Medication-Assisted Treatment for Addiction

Medication-Assisted Treatment for Addiction
Dual Diagnosis
Life in Recovery After Addiction
Drug & Alcohol Addiction Treatments
:
04/23/2019

by Harold C. Urschel III, MD, Addiction Psychiatrist, MMA and Enterhealth Chief Medical Strategist
 
In early recovery, many people are faced with temptation, cravings and withdrawal symptoms that make them want to drink or do drugs again.
 
That’s why at Enterhealth, we provide each patient with a comprehensive, personalized recovery plan that combines behavioral therapy with anti-addiction medications which have been clinically proven to help patients overcome their addiction. Known as Medication-Assisted Treatment (MAT), this strategy is a vital component of a science-based holistic approach. Medication-Assisted Treatment has been proven to help individuals normalize their brain neurochemistry, modify their urges to use and encourage more positive lifestyle transitions to enhance long-term success.
 
In fact, according to the Substance Abuse and Mental Health Services Administration (SAMHSA), use of certain FDA-approved medications in combination with a comprehensive set of evidence-based therapies can increase the effectiveness of addiction treatment. Additionally, these medications may help recovering users stay in treatment longer, extending periods of sobriety and improving their chances for a successful recovery.
 
MAT Allows Patients to Focus on Recovery
There are many reasons to prescribe non-addicting medications during treatment, and the amounts and types will change over the course of a patient’s recovery. Initially, patients at Enterhealth who are undergoing Medical Withdrawal Stabilization, also known as detox, will receive specific medications to help alleviate a number of common issues associated with drug or alcohol withdrawal. These medications are used to normalize a patient’s brain and body chemistry without the negative effects that accompany the abused substance. Withdrawal-stabilization medications reduce physiological cravings and make patients more comfortable by reducing anxiety and increasing sleep while preventing certain dangerous medical episodes such as seizures or DT’s. Usually, the withdrawal-stabilization medications are used for between 7-14 days and are safely tapered off at the end of that time.
 
Once withdrawal stabilization is complete, some patients may be prescribed additional anti-addiction medications (e.g., Vivitrol, naltrexone, Antabuse, Gabapentin, Suboxone, Campral) to further alleviate cravings, rebalance neurochemistry and make it easier for the patient to immerse themselves in their addiction treatment programming, thereby increasing their chances for a successful recovery.
 
Accommodating Dual-Diagnosis Disorders

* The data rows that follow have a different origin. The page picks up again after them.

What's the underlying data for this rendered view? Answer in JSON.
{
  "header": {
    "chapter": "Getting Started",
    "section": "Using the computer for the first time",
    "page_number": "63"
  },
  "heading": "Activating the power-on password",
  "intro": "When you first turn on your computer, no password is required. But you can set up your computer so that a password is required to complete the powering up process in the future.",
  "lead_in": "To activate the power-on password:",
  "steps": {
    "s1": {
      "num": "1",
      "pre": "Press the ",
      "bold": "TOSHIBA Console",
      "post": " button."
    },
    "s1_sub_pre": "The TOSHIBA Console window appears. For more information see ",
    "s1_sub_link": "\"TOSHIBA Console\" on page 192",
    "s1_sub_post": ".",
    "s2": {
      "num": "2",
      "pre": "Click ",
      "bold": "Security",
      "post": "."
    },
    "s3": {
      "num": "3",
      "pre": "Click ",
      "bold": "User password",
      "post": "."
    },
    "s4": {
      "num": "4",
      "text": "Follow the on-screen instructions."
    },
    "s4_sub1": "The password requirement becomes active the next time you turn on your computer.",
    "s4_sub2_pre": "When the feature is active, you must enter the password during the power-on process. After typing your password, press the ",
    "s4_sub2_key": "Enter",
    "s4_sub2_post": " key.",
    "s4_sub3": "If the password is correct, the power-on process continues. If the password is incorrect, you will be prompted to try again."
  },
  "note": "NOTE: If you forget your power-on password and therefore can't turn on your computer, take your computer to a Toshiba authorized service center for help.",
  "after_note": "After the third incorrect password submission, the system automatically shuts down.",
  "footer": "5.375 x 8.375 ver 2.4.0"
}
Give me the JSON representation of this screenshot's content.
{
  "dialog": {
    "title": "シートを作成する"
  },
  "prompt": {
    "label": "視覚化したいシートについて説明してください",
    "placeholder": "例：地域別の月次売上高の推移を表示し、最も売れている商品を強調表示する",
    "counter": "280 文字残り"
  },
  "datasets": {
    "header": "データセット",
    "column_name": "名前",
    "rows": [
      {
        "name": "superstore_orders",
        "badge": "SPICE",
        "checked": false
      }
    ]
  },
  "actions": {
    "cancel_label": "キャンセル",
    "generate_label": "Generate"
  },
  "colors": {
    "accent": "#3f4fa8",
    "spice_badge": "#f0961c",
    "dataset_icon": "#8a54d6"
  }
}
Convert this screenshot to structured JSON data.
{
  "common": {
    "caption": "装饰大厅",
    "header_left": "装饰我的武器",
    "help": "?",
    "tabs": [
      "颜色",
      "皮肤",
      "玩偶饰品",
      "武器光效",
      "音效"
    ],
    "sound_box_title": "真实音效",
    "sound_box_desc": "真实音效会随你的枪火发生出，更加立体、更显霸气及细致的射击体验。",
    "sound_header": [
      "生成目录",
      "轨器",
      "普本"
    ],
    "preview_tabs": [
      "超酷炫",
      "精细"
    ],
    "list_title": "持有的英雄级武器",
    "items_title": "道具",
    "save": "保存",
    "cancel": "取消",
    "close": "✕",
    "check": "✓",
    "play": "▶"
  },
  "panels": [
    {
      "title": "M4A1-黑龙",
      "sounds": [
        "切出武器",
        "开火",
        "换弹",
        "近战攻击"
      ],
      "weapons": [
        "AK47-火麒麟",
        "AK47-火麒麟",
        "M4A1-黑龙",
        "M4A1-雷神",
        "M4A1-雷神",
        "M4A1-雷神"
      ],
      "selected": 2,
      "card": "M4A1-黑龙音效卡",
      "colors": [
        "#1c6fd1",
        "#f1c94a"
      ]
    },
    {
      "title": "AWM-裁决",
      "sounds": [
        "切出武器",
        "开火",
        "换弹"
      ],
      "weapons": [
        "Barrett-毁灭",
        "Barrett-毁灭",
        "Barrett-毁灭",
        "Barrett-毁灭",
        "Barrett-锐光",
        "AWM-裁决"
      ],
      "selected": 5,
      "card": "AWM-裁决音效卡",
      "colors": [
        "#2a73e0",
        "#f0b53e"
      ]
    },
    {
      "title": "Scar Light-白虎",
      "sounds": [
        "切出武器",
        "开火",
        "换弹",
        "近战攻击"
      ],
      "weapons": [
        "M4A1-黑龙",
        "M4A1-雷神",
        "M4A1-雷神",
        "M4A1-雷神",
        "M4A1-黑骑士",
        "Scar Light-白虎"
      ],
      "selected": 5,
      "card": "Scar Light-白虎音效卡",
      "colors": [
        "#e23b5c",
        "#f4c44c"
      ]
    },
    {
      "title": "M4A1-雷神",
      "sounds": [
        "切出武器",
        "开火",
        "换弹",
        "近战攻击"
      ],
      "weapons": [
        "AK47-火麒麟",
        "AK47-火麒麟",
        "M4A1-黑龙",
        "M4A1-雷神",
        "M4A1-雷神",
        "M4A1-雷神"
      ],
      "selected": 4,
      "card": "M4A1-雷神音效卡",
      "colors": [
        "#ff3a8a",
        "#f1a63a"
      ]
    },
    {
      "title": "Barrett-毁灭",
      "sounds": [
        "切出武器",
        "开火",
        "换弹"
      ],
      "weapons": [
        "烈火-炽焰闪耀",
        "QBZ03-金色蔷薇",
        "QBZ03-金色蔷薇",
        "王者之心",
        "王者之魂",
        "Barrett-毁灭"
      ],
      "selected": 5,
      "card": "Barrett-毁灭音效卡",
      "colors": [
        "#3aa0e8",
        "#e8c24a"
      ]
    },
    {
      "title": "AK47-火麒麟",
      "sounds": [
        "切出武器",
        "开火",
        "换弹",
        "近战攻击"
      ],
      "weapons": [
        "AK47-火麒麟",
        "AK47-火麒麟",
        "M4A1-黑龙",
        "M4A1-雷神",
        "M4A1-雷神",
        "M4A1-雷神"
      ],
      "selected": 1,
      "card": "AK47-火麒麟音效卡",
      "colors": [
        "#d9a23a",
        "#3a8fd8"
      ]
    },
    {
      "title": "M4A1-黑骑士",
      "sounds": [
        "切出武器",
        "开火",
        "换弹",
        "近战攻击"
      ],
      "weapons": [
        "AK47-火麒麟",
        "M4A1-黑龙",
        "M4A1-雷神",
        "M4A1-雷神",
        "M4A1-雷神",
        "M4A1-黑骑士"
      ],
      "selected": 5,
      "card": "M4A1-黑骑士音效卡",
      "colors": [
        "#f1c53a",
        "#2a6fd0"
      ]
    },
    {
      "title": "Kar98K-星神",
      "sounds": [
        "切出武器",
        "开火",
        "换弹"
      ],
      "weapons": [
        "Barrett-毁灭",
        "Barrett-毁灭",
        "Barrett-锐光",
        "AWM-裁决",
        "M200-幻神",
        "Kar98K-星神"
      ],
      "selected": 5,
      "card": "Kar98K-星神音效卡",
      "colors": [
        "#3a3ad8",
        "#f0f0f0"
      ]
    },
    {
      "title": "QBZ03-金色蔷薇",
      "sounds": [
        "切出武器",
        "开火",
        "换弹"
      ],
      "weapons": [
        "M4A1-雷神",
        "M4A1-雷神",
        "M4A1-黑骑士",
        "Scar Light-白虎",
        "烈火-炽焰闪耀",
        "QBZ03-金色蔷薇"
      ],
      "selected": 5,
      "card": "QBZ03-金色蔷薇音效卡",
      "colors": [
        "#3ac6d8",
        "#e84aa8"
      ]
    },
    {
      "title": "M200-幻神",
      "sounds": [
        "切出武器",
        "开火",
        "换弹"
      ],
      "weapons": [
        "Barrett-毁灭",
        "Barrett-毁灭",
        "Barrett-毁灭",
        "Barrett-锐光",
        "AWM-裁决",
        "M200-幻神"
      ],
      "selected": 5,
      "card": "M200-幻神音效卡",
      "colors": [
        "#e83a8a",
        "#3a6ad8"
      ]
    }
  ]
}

Many patients suffering from substance use disorders also suffer from underlying psychiatric issues which need to be addressed in addition to his or her addiction. We call this dual-diagnosis treatment, and along with any necessary non-addictive psychiatric medications to help control anxiety, depression, bipolar disorder or other brain-based illnesses, our group and individual behavioral therapy programs are targeted to help treat these kinds of disorders concurrently.
 
Common psychological issues seen in concert with alcohol and drug addiction include depression, post-traumatic stress disorder, bipolar disorder, various psychoses, and typical physical brain diseases such as seizure disorders or stroke.
 
These issues may be the cause of a patient’s addiction, such as a person using drugs or alcohol to numb the pain from an old injury or calm their mind when feeling stressed. The psychiatric disorders may also be the result of the addiction itself, as is often the case with psychosis, anxiety, insomnia or cognitive problems due to brain injury from the neurotoxic properties of the substances themselves. Sometimes the addiction simply worsens a preexisting psychiatric condition, which is common in cases of people who are bipolar or depressed and abusing substances.
 
As everyone has a unique body chemistry and there is no one-size-fits-all solution, the Enterhealth MAT programs are carefully tailored to each person going through treatment. Along with the aforementioned anti-addiction and psychiatric medications, patients are often treated with non-addicting pain relievers or muscle relaxants when chronic pain is present.
 
While in the care of Enterhealth, all medications are carefully administered under the supervision of our full-time board-certified psychiatrists and monitored throughout the duration of a patient’s recovery.
 
Medication-Assisted Treatment at Enterhealth
Whether treating someone for addiction alone or for addiction and a co-occurring psychiatric condition such as depression, you must ensure that highly trained physicians and clinicians oversee and manage the medication strategy for each patient.
 
At Enterhealth Ranch (our inpatient facility just outside Dallas) and Enterhealth Outpatient Center of Excellence (in the Park Cities), all of our clinicians are well-versed in the use of anti-addiction medications and understand the important role they play in a successful recovery.
 
By taking a holistic approach that combines the latest scientific research innovations to treat drug and alcohol addiction and compassionate, top-quality medical and psychological care, Enterhealth is able to produce outcomes which are much more effective than traditional treatment programs.
 
Learn more about how Enterhealth is using medication-assisted treatment and other evidence-based treatments to achieve the best outcomes for you or your loved one’s sobriety, call 1.800.388.4601 day or night.